The River Jordan is similarly blighted where extractions by Israel, Jordan (tributary) and Syria (tributary) have shrunk it to a meandering 100km stretch below Lake Kinneret that is mainly made up of effluent.

Blue-green algae blooms affect many Chinese lakes. thewamphyri/Flickr

Then there’s China, where domestic sewage and nutrient leaching from farms have affected waterways and lakes. Recent data showed that nearly two-thirds of 40 freshwater lakes surveyed were eutrophic or de-oxygenated, including the iconic Taihu, Hongze and Caohu lakes.

In all these places an unfathomable cocktail of previous discharges is sequestered in soils, lake sediments and stream banks. Any measure of past prevention would clearly have been better than trying to clean this mess up now.

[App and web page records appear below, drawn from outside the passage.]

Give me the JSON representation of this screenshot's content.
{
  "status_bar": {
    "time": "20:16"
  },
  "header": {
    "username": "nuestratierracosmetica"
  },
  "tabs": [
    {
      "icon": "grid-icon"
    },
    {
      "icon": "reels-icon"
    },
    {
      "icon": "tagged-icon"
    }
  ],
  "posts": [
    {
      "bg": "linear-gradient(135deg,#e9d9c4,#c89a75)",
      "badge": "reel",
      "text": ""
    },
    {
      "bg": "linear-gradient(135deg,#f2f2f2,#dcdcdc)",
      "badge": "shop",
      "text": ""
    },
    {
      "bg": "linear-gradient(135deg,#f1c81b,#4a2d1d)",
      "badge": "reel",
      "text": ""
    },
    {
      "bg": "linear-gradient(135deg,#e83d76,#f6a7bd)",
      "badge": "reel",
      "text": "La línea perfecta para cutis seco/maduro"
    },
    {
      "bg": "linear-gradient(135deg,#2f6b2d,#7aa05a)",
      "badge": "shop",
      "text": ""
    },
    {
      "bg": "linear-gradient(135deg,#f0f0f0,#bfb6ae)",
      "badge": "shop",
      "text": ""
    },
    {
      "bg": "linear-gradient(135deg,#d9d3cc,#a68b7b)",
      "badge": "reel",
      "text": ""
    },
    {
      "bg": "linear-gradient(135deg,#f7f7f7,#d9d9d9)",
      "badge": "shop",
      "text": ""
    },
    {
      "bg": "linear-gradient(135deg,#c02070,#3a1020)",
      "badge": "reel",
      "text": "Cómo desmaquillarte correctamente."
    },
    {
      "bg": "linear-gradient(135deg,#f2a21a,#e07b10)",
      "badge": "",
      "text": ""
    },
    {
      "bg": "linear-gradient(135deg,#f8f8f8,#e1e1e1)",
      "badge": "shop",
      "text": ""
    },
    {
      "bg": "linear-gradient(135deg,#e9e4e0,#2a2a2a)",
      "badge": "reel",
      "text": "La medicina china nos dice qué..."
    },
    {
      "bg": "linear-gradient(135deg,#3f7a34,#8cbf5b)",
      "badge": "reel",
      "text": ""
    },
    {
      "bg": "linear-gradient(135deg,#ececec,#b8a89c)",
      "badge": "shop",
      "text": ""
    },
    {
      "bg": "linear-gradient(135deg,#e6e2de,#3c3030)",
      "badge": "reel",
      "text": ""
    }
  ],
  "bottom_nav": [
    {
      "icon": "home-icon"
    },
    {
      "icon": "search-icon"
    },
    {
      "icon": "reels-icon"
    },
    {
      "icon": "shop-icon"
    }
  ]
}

A more realistic objective is to reduce wastewater at the source while preventing toxic waste streams entering sensitive environments.

Excreted antibiotics and resistant bacteria (aka superbugs), widely found in effluent, can persist in water as resistant bacteria which people can acquire through the food chain. This suggests vast quantities of global wastewater identified by the UN will require exacting treatment if they are to have any hope of being safely reused.

In particular, the explosive use of cheap, generic antibiotics in Asia and India could see them leaving a devastating mark on the environment, possibly leading to a major health crisis.

And, coming full circle, the plague of natural disasters should encourage us to concentrate our minds on toughening up water infrastructures to limit future disruption.